They had 47 years together
before Grandpa got swept away
on a tide of cold sweats and
shaking limbs.

They planted a sack of rattling bones in the ground.
The test tubes and charts left behind
had nothing to do with what we remembered
Grandpa to be.

We cleared all that away,
all the empty pill bottles
the special oxygen mask next to their bed –
we kept the Grandpa from before.

Grandma smiled sadly,
standing in his cardigan at the cemetery –
her feet pointed toward Grandpa’s grave
as she stared into the hills.

“He’s at peace now,” she said.
But all I could think of was
that bag of bones under six feet of clay,
the earth pushing down on him.
But not the “him” that I remember.

She wore the cardigan for ten days,
and when she wore her own clothes again,
they were just

She seems less now,
shrinking into whatever black she wears today
and I wonder if she still sets his place,
or turns down his side of the bed.

I wonder how it is that they’ll
find one another in the dark,
together again in the family grave,
when the dirt is just so heavy.

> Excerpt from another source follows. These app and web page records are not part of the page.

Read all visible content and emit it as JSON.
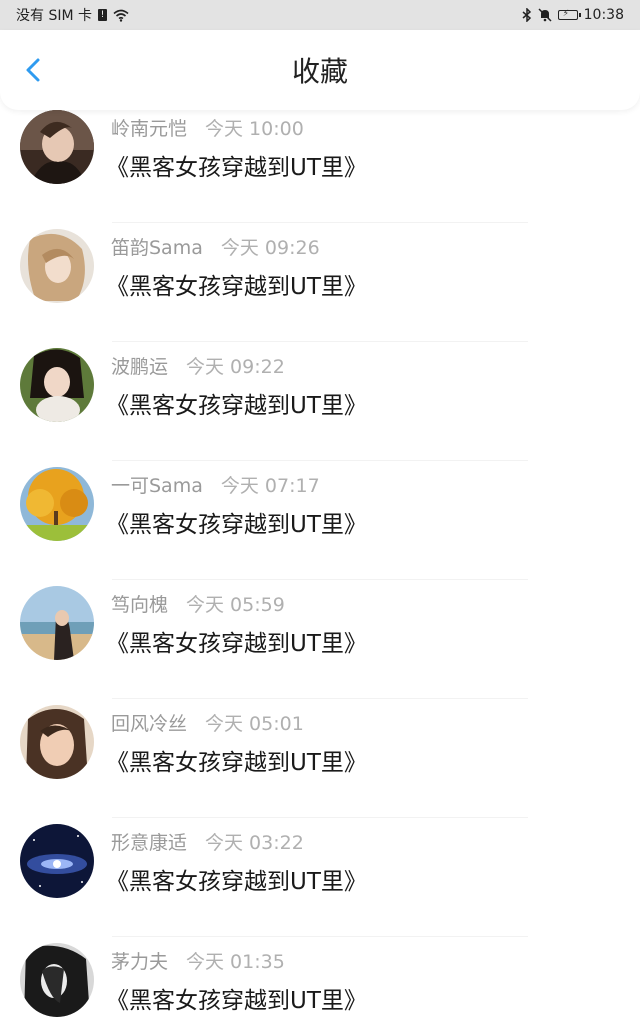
{
  "status_bar": {
    "carrier": "没有 SIM 卡",
    "time": "10:38",
    "icons": [
      "sim-icon",
      "wifi-icon",
      "bluetooth-icon",
      "mute-icon",
      "battery-icon"
    ]
  },
  "header": {
    "title": "收藏",
    "back_icon": "chevron-left-icon",
    "accent_color": "#2f9bf0"
  },
  "items": [
    {
      "name": "岭南元恺",
      "time": "今天 10:00",
      "text": "《黑客女孩穿越到UT里》",
      "avatar": "avatar-1"
    },
    {
      "name": "笛韵Sama",
      "time": "今天 09:26",
      "text": "《黑客女孩穿越到UT里》",
      "avatar": "avatar-2"
    },
    {
      "name": "波鹏运",
      "time": "今天 09:22",
      "text": "《黑客女孩穿越到UT里》",
      "avatar": "avatar-3"
    },
    {
      "name": "一可Sama",
      "time": "今天 07:17",
      "text": "《黑客女孩穿越到UT里》",
      "avatar": "avatar-4"
    },
    {
      "name": "笃向槐",
      "time": "今天 05:59",
      "text": "《黑客女孩穿越到UT里》",
      "avatar": "avatar-5"
    },
    {
      "name": "回风冷丝",
      "time": "今天 05:01",
      "text": "《黑客女孩穿越到UT里》",
      "avatar": "avatar-6"
    },
    {
      "name": "形意康适",
      "time": "今天 03:22",
      "text": "《黑客女孩穿越到UT里》",
      "avatar": "avatar-7"
    },
    {
      "name": "茅力夫",
      "time": "今天 01:35",
      "text": "《黑客女孩穿越到UT里》",
      "avatar": "avatar-8"
    }
  ]
}
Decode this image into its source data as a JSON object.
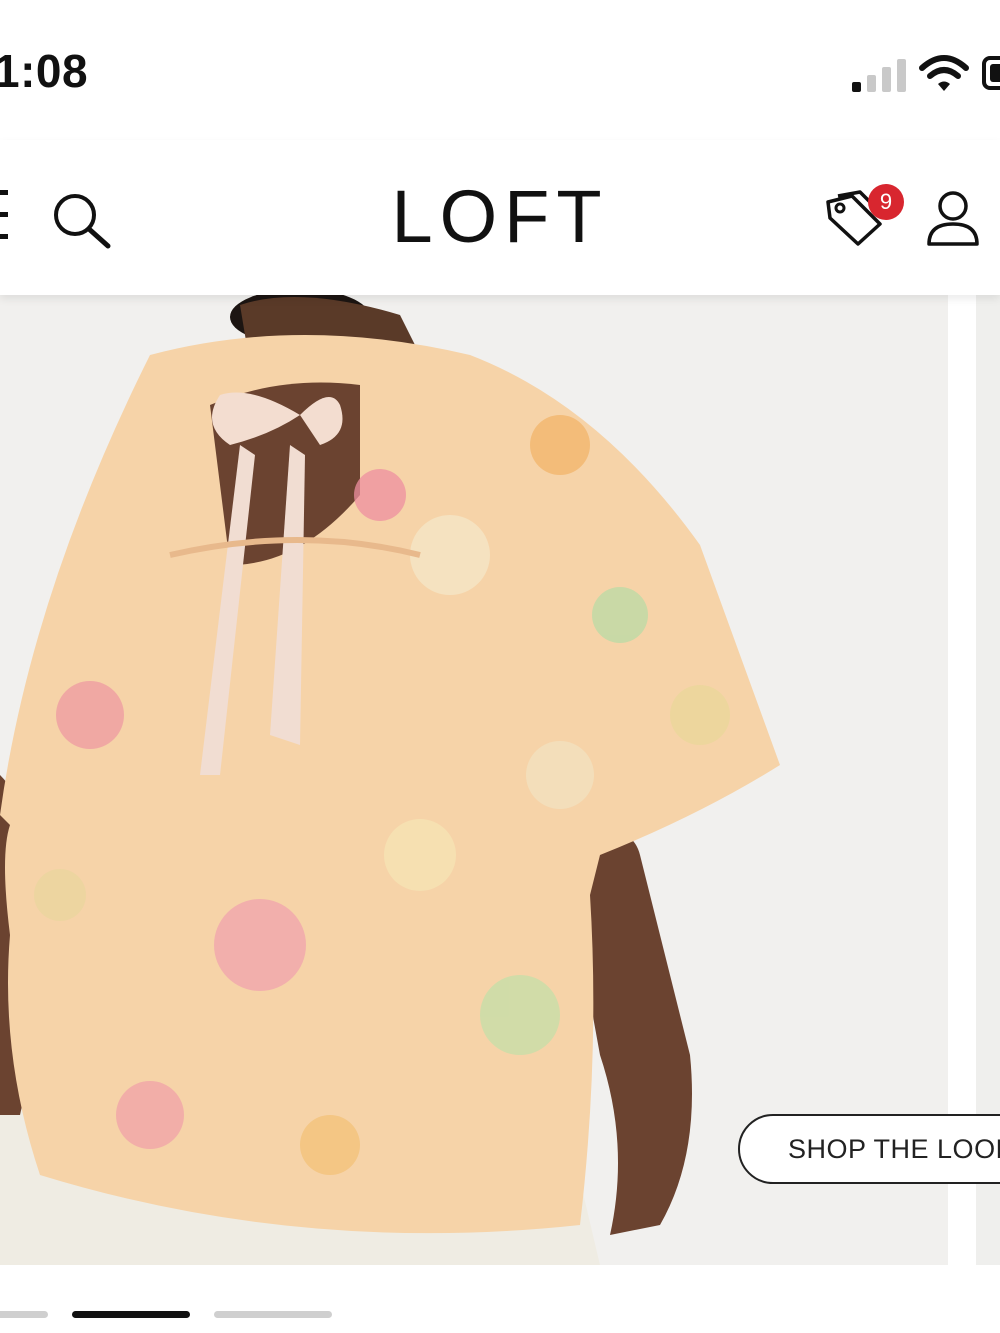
{
  "status_bar": {
    "time": "1:08"
  },
  "header": {
    "brand": "LOFT",
    "offers_count": "9"
  },
  "hero": {
    "cta_label": "SHOP THE LOOK"
  },
  "carousel": {
    "active_index": 1,
    "count": 3
  },
  "colors": {
    "badge": "#d8262f",
    "text": "#111111",
    "image_bg": "#f1f0ee"
  }
}
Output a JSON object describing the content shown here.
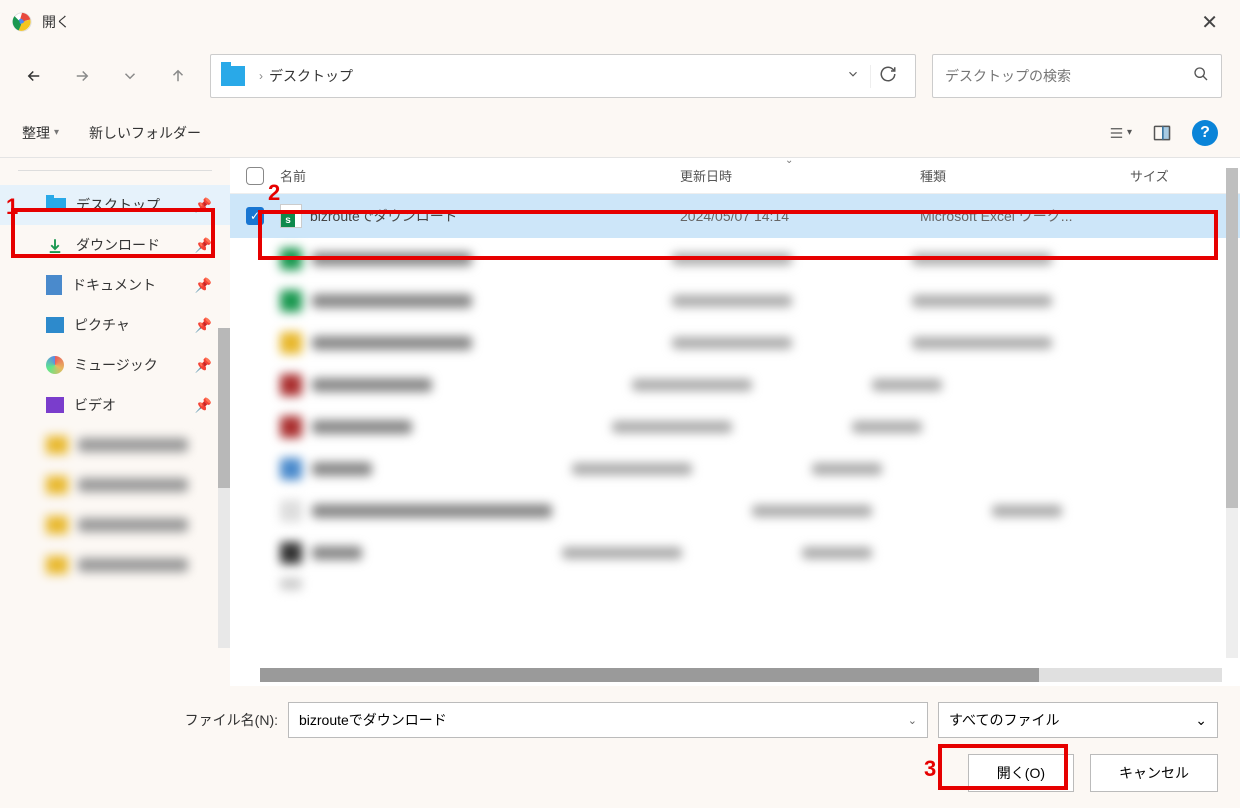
{
  "title": "開く",
  "path": {
    "location": "デスクトップ"
  },
  "search": {
    "placeholder": "デスクトップの検索"
  },
  "toolbar": {
    "organize": "整理",
    "new_folder": "新しいフォルダー"
  },
  "sidebar": {
    "items": [
      {
        "label": "デスクトップ"
      },
      {
        "label": "ダウンロード"
      },
      {
        "label": "ドキュメント"
      },
      {
        "label": "ピクチャ"
      },
      {
        "label": "ミュージック"
      },
      {
        "label": "ビデオ"
      }
    ]
  },
  "columns": {
    "name": "名前",
    "date": "更新日時",
    "type": "種類",
    "size": "サイズ"
  },
  "files": {
    "selected": {
      "name": "bizrouteでダウンロード",
      "date": "2024/05/07 14:14",
      "type": "Microsoft Excel ワーク..."
    }
  },
  "footer": {
    "filename_label": "ファイル名(N):",
    "filename_value": "bizrouteでダウンロード",
    "filter": "すべてのファイル",
    "open": "開く(O)",
    "cancel": "キャンセル"
  },
  "annotations": {
    "a1": "1",
    "a2": "2",
    "a3": "3"
  }
}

This piece appeared in Ex Calamus’ sixth edition, themed “Reunion”. You can download it here.